At about eight o'clock, when the dentist had been in his office for over an hour, Trina descended upon the bedroom, a towel about her head and the roller-sweeper in her hand. She covered the bureau and sewing machine with sheets, and unhooked the chenille portières between the bedroom and the sitting-room. As she was tying the Nottingham lace curtains at the window into great knots, she saw old Miss Baker on the opposite sidewalk in the street below, and raising the sash called down to her.
'Oh, it's you, Mrs McTeague,' cried the retired dressmaker, facing about, her head in the air. Then a long conversation was begun, Trina, her arms folded under her breast, her elbows resting on the window ledge, willing to be idle for a moment; old Miss Baker, her market-basket on her arm, her hands wrapped in the ends of her worsted shawl against the cold of the early morning. They exchanged phrases, calling to each other from window to curb, their breath coming from their lips in faint puffs of vapor, their voices shrill, and raised to dominate the clamor of the waking street. The newsboys had made their appearance on the street, together with the day laborers. The cable cars had begun to fill up; all along the street could be seen the shopkeepers taking down their shutters; some were still breakfasting.

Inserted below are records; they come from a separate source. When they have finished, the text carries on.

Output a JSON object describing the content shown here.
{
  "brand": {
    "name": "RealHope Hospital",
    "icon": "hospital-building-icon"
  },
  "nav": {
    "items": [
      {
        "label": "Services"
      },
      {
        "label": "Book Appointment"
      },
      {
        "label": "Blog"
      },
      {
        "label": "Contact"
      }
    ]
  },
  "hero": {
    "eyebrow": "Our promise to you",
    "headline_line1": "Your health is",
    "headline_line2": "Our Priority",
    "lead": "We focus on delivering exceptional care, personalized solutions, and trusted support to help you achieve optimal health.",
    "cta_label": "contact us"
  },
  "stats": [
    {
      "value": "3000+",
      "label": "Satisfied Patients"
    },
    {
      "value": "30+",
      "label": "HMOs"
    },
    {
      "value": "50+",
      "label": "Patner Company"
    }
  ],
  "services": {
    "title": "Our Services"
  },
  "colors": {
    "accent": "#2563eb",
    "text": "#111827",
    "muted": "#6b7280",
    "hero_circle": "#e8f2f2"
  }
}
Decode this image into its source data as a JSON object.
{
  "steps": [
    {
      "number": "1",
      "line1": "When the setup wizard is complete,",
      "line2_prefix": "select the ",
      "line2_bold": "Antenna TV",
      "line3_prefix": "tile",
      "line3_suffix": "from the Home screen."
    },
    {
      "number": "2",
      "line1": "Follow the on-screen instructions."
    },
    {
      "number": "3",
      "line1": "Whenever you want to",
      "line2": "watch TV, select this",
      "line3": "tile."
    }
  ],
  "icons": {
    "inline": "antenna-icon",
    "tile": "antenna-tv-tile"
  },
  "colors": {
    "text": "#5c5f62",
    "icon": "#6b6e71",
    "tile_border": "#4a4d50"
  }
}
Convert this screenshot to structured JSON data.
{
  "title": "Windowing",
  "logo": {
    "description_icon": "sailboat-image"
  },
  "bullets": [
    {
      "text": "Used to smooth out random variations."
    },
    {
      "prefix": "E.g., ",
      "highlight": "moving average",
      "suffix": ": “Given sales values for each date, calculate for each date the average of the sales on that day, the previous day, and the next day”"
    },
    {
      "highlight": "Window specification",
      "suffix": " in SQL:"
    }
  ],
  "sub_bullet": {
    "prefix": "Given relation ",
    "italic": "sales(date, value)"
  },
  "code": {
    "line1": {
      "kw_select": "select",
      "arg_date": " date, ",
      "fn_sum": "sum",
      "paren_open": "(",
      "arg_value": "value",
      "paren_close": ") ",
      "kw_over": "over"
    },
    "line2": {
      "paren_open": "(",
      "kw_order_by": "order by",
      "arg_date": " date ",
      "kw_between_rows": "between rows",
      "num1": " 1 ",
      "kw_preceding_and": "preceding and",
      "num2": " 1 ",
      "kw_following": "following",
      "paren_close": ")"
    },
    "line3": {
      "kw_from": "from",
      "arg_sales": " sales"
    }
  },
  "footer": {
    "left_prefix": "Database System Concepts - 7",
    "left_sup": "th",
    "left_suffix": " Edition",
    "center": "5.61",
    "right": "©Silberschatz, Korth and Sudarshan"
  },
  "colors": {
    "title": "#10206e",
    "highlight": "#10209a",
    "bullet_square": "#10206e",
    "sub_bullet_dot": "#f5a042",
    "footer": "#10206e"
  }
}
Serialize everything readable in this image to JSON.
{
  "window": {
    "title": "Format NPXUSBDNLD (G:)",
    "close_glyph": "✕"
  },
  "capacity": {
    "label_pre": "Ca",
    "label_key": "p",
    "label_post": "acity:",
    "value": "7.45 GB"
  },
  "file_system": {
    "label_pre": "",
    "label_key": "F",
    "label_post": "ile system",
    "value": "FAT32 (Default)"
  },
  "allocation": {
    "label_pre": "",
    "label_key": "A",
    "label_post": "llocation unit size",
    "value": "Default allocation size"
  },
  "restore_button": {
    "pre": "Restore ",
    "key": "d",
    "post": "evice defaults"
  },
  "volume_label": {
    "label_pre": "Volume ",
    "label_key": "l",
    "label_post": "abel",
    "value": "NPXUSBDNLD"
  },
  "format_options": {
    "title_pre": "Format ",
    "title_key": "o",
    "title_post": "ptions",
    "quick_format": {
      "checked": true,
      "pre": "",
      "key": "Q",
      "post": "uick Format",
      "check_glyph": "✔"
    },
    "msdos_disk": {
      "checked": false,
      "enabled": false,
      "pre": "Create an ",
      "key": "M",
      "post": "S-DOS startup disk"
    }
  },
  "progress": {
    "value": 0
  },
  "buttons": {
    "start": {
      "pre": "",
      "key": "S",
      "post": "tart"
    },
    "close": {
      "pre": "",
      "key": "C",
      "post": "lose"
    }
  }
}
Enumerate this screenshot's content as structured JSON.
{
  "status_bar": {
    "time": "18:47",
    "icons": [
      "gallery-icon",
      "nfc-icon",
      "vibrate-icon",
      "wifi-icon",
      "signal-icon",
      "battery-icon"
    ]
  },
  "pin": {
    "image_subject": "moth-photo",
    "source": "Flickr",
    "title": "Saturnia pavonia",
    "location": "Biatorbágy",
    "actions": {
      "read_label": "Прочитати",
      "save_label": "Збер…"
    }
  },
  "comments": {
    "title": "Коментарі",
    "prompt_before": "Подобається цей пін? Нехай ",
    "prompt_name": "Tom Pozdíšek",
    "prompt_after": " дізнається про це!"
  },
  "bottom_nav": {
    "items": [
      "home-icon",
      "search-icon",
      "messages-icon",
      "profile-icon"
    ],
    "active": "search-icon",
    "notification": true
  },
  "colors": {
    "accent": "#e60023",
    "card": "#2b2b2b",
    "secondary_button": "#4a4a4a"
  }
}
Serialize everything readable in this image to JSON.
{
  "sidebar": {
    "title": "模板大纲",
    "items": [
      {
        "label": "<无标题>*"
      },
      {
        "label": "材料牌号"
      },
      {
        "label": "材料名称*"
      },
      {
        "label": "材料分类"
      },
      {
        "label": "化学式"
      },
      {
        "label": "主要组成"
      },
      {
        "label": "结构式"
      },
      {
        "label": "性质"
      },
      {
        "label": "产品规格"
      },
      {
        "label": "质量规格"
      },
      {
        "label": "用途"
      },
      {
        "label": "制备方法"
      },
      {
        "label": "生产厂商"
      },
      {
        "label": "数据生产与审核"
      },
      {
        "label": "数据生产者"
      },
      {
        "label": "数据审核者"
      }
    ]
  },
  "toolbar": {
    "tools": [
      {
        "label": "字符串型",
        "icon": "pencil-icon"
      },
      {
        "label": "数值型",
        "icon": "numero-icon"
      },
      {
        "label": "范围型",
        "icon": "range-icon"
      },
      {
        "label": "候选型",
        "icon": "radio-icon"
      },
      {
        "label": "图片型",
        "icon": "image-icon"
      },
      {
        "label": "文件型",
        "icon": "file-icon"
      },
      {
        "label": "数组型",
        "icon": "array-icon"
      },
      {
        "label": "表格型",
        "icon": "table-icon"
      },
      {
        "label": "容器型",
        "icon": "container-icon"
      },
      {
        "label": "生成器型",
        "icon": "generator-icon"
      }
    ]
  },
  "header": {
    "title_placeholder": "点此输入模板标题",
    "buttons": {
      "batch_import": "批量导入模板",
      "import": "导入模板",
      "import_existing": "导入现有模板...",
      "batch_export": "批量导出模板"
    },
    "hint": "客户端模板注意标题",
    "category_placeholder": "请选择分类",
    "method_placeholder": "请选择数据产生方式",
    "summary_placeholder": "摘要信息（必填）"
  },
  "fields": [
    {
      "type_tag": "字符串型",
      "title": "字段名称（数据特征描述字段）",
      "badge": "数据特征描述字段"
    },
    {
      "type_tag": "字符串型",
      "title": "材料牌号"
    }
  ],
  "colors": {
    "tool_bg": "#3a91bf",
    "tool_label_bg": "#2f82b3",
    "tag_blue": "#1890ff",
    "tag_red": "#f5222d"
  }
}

Now and then a waiter from one of the cheap restaurants crossed from one sidewalk to another, balancing on one palm a tray covered with a napkin.